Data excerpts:
Start of Block

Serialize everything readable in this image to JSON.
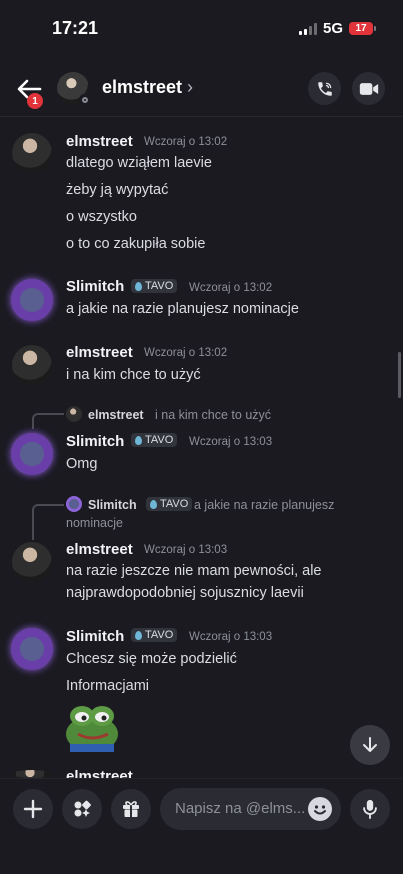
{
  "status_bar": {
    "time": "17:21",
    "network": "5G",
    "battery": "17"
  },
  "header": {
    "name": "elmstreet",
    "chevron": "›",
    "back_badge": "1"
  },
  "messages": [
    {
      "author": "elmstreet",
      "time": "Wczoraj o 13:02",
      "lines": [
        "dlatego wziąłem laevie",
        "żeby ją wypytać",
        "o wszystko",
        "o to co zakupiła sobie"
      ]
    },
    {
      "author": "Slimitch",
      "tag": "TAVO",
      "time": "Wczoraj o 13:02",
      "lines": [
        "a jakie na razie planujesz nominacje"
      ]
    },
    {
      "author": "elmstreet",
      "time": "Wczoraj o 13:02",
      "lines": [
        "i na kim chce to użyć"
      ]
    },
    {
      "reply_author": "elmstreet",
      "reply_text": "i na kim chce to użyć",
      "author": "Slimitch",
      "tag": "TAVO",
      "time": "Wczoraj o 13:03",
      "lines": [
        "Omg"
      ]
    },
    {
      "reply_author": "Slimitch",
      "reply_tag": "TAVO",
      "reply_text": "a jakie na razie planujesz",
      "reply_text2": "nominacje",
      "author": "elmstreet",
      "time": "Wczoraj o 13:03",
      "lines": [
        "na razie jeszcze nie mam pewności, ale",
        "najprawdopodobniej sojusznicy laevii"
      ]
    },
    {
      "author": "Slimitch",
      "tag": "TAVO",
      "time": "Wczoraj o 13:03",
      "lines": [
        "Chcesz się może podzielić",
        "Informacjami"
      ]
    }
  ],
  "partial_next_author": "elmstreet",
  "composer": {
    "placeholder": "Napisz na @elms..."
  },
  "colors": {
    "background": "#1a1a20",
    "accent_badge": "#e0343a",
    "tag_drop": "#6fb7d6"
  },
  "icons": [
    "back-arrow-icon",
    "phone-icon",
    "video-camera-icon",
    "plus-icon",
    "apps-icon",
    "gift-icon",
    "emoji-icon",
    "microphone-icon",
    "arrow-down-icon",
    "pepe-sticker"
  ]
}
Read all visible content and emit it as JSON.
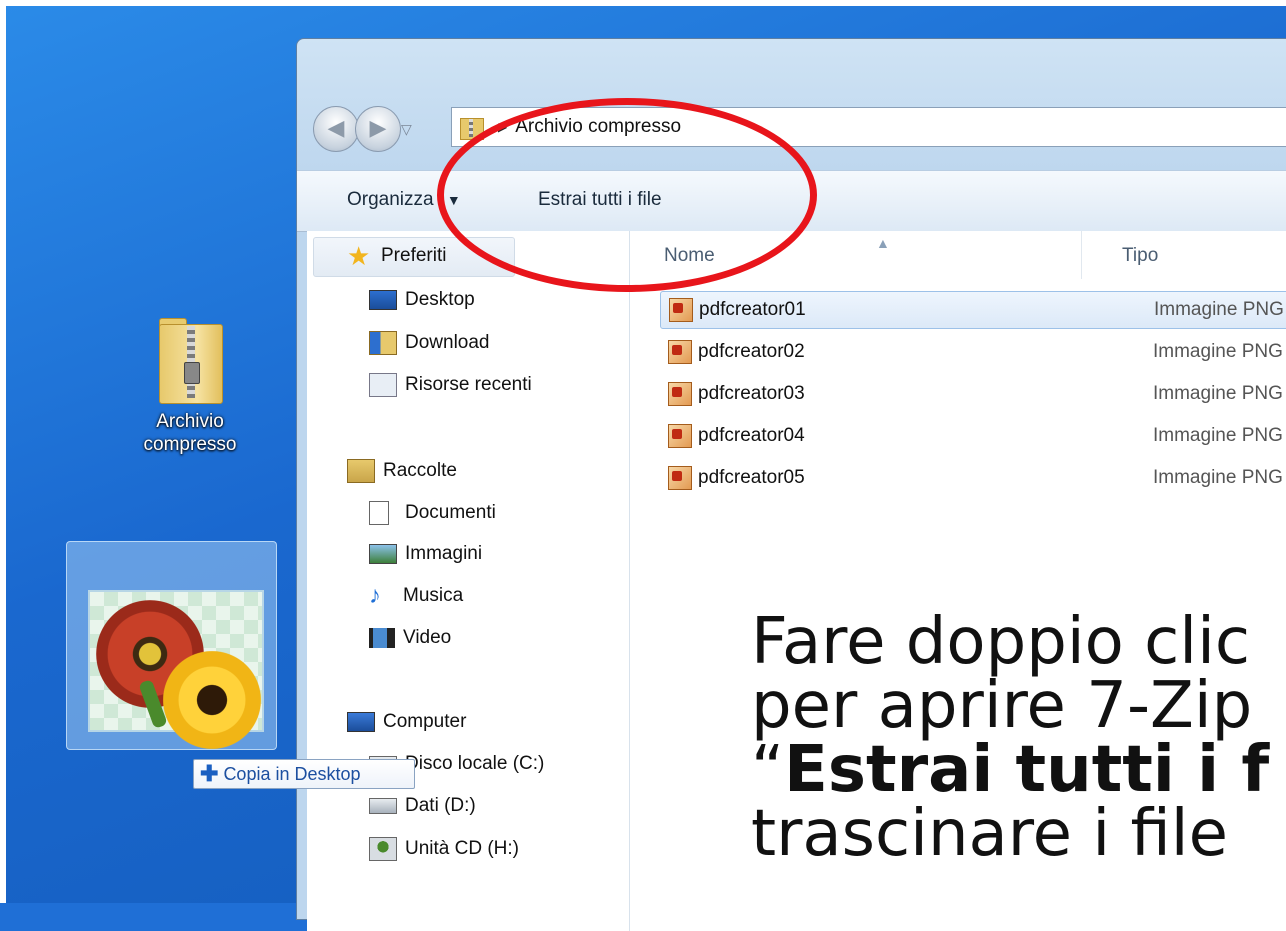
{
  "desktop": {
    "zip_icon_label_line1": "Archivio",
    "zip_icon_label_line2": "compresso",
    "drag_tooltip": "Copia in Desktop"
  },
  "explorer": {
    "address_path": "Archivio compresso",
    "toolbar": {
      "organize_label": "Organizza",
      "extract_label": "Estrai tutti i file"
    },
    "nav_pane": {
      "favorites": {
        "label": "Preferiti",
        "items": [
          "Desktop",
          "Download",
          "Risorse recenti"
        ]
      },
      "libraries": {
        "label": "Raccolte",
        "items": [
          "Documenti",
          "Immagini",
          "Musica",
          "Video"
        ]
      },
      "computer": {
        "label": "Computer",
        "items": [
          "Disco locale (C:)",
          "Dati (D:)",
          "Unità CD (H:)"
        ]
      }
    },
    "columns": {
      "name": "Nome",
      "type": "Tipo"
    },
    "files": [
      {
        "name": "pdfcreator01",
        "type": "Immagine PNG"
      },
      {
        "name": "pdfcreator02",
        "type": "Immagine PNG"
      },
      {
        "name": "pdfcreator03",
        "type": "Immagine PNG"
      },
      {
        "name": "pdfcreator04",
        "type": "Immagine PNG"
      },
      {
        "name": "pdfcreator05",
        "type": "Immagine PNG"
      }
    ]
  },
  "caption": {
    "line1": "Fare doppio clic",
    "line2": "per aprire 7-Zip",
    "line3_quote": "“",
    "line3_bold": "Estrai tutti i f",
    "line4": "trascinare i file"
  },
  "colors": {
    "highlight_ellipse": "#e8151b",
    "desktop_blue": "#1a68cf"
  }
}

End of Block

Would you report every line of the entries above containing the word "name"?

    "name": "elmstreet",
      "name": "Nome",
        "name": "pdfcreator01",
        "name": "pdfcreator02",
        "name": "pdfcreator03",
        "name": "pdfcreator04",
        "name": "pdfcreator05",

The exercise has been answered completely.